What this task involves ▸ Your answer should consist of the lines in the following data that contain "Projects".

Available records ▸
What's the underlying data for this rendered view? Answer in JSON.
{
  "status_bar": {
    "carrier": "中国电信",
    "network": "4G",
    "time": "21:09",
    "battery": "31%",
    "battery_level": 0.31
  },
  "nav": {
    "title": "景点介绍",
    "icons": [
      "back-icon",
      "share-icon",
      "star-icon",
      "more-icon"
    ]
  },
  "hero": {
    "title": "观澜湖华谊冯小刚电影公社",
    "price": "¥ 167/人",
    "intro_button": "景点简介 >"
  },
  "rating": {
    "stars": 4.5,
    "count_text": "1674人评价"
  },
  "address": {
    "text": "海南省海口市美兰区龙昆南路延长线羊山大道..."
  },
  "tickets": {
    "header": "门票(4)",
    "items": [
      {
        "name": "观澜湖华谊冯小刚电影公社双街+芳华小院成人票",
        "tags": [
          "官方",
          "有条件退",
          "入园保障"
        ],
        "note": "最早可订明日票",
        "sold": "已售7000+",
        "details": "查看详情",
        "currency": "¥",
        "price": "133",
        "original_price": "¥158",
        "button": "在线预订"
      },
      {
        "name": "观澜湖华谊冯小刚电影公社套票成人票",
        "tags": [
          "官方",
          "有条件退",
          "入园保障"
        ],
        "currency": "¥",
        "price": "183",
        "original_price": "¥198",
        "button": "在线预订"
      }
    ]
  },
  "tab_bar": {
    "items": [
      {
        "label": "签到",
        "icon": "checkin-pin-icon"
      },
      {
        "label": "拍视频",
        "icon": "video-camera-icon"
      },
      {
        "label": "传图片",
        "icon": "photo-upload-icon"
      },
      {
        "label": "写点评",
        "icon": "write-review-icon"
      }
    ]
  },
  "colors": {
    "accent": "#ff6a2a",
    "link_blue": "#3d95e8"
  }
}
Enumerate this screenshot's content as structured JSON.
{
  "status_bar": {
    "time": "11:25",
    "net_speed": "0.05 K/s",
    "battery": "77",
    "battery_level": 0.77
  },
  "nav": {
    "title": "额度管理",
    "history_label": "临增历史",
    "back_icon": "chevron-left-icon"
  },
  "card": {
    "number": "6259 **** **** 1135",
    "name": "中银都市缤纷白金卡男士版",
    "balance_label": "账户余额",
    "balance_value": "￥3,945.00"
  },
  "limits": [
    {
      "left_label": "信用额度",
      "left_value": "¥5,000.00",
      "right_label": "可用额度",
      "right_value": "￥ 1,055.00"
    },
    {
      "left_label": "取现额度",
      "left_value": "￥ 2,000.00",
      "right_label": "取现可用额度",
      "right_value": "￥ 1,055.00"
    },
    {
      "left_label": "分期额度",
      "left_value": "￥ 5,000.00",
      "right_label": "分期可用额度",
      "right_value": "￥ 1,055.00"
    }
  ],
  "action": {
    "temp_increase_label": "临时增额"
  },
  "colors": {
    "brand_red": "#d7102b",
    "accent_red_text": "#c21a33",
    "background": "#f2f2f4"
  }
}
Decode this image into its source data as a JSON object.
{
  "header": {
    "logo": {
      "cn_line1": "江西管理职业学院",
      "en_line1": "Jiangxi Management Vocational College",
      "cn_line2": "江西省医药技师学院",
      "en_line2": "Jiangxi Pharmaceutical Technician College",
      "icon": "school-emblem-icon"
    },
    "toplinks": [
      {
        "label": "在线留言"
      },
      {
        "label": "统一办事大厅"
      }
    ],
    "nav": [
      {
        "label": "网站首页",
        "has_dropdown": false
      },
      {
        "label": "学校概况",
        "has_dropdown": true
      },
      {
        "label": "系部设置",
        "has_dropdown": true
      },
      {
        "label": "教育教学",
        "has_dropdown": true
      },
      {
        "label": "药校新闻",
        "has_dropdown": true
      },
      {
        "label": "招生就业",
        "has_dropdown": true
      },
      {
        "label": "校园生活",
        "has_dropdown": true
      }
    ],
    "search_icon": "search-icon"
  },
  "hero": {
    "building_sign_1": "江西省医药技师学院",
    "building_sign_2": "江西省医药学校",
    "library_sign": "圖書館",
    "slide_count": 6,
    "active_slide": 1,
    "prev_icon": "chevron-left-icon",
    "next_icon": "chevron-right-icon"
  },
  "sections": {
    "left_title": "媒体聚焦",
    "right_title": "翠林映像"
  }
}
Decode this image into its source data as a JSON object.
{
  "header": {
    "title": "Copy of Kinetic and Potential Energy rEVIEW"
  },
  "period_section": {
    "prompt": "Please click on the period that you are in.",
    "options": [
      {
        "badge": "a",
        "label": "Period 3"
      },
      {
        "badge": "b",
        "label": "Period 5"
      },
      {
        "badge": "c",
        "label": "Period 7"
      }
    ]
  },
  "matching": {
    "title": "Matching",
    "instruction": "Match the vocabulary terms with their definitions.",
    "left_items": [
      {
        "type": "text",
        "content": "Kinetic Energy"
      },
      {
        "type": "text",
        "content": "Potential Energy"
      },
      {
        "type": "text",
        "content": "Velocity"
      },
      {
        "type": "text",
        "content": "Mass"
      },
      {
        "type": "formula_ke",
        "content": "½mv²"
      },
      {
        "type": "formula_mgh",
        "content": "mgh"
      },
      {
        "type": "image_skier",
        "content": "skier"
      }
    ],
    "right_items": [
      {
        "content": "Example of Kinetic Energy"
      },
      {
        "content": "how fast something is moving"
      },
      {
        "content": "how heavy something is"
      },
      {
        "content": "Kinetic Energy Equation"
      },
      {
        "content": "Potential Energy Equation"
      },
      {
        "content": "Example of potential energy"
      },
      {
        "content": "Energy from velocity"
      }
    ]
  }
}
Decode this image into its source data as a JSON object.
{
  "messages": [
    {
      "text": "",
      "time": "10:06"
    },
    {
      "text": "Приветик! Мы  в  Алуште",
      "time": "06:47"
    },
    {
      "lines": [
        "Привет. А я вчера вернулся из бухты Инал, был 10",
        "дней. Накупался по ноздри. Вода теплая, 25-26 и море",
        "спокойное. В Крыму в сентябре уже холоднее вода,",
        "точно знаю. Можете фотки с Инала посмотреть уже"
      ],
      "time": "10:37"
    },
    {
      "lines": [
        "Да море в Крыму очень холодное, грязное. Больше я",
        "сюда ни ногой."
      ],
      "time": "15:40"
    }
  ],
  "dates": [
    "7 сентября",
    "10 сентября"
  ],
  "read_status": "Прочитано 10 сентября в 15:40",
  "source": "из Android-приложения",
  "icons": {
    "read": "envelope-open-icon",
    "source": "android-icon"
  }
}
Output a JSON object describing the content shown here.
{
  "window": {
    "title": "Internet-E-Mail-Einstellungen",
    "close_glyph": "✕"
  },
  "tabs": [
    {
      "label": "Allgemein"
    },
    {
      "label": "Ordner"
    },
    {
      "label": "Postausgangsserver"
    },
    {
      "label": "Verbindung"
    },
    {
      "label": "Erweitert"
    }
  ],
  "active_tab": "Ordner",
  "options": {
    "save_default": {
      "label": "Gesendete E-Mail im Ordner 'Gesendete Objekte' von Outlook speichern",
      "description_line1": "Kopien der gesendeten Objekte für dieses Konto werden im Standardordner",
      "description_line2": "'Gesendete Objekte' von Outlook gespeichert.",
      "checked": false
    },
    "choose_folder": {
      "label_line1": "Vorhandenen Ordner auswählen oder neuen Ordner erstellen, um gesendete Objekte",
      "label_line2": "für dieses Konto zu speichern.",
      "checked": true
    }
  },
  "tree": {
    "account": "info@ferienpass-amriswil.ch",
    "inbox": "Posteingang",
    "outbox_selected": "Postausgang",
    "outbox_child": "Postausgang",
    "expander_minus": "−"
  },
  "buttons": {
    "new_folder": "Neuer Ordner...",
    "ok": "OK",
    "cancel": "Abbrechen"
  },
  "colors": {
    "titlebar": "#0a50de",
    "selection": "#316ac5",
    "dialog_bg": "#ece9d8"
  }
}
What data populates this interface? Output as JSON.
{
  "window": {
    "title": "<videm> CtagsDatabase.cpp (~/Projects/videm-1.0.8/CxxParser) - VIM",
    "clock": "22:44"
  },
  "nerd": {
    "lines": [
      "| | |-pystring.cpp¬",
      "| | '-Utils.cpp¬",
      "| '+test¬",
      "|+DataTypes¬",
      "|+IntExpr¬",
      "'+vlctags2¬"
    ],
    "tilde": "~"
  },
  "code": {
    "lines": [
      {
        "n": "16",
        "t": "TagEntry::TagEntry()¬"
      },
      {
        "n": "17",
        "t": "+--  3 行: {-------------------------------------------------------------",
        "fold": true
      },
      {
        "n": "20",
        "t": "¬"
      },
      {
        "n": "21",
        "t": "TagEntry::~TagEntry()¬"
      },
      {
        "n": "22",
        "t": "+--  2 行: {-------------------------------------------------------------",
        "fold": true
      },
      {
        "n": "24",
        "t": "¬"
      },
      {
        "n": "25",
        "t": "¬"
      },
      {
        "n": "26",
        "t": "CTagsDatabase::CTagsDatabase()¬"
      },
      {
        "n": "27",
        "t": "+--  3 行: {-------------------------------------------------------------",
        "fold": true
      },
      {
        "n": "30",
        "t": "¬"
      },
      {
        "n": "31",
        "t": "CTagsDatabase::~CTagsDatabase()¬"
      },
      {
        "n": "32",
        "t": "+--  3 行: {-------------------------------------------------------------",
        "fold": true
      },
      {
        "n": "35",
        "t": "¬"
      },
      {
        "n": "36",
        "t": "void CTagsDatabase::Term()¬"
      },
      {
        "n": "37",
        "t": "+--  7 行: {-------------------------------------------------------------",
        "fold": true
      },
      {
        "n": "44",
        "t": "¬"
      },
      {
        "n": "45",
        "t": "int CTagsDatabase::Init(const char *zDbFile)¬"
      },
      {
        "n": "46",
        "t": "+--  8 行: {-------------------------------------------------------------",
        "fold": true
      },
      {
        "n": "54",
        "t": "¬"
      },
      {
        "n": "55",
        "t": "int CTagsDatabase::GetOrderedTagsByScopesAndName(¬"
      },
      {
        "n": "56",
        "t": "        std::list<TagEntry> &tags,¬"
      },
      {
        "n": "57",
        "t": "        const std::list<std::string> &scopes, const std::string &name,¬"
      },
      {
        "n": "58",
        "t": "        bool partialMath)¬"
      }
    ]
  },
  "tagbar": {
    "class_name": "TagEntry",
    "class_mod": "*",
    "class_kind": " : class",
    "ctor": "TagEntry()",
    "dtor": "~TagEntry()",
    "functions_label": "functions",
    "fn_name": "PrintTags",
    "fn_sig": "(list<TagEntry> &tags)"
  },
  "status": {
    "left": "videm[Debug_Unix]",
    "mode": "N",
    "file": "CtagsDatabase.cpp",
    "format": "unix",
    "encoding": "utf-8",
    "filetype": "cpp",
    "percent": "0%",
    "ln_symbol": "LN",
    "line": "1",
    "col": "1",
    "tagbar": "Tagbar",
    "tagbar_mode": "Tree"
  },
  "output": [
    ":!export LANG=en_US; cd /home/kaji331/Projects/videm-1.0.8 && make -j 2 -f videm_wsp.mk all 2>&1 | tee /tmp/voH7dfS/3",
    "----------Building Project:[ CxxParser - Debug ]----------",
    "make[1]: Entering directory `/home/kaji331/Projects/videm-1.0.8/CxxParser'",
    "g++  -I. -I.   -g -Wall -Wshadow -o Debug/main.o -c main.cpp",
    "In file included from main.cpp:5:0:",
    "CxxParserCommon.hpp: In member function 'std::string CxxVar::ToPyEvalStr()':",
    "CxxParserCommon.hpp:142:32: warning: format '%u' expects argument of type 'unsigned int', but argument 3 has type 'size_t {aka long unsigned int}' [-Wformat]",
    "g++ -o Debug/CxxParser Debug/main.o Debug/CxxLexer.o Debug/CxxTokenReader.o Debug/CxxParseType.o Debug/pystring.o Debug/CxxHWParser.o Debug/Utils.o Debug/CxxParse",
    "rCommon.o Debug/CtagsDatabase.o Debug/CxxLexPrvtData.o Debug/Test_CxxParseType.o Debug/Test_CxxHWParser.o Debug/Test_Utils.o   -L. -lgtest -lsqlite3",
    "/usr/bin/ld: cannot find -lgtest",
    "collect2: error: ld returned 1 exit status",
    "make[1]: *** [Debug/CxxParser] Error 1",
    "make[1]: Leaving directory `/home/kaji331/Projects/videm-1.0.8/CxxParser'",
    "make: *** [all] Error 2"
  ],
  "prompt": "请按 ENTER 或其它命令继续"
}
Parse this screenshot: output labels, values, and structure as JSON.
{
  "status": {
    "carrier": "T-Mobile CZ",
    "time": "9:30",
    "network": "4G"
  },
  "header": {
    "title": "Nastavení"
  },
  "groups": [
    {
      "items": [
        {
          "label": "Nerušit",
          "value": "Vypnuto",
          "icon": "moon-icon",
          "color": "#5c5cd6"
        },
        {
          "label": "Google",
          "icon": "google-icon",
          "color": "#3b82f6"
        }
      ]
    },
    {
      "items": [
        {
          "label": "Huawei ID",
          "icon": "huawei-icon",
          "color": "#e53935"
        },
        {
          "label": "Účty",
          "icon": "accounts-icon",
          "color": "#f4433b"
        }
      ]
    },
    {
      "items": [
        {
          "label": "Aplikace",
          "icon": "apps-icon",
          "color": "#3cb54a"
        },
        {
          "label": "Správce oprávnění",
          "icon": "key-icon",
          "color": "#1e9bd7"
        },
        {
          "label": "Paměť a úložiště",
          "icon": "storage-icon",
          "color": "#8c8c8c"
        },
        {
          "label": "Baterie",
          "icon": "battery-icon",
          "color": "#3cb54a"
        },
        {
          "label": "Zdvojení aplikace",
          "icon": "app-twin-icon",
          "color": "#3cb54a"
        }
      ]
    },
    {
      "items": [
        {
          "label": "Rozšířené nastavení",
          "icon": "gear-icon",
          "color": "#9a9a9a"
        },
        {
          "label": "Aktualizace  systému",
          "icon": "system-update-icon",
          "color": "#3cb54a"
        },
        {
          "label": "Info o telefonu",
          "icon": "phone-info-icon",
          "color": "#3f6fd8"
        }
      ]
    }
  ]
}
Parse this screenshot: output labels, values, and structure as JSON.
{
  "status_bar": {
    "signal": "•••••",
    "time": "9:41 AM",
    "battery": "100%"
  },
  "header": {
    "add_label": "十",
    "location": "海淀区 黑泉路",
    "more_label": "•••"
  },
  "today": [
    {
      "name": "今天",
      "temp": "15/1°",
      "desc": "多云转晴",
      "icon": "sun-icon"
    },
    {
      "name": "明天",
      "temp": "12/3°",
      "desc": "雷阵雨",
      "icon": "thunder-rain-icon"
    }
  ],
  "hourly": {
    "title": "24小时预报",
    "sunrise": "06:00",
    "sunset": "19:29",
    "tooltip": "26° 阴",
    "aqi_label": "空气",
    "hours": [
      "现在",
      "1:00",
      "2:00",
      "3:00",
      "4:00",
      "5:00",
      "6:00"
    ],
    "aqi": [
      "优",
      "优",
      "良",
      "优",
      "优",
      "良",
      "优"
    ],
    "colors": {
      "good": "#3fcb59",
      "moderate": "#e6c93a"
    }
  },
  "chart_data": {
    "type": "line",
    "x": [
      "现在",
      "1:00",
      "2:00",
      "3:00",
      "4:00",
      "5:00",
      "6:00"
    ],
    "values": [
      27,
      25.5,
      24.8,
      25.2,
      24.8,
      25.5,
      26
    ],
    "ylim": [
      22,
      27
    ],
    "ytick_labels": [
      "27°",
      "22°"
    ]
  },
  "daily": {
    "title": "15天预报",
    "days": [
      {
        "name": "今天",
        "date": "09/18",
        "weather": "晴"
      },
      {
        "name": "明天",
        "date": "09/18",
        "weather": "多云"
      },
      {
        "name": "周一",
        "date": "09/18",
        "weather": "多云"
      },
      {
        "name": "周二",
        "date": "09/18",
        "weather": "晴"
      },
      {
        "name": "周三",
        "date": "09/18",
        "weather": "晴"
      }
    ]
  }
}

Written answer ▸
    "title": "<videm> CtagsDatabase.cpp (~/Projects/videm-1.0.8/CxxParser) - VIM",
    ":!export LANG=en_US; cd /home/kaji331/Projects/videm-1.0.8 && make -j 2 -f videm_wsp.mk all 2>&1 | tee /tmp/voH7dfS/3",
    "make[1]: Entering directory `/home/kaji331/Projects/videm-1.0.8/CxxParser'",
    "make[1]: Leaving directory `/home/kaji331/Projects/videm-1.0.8/CxxParser'",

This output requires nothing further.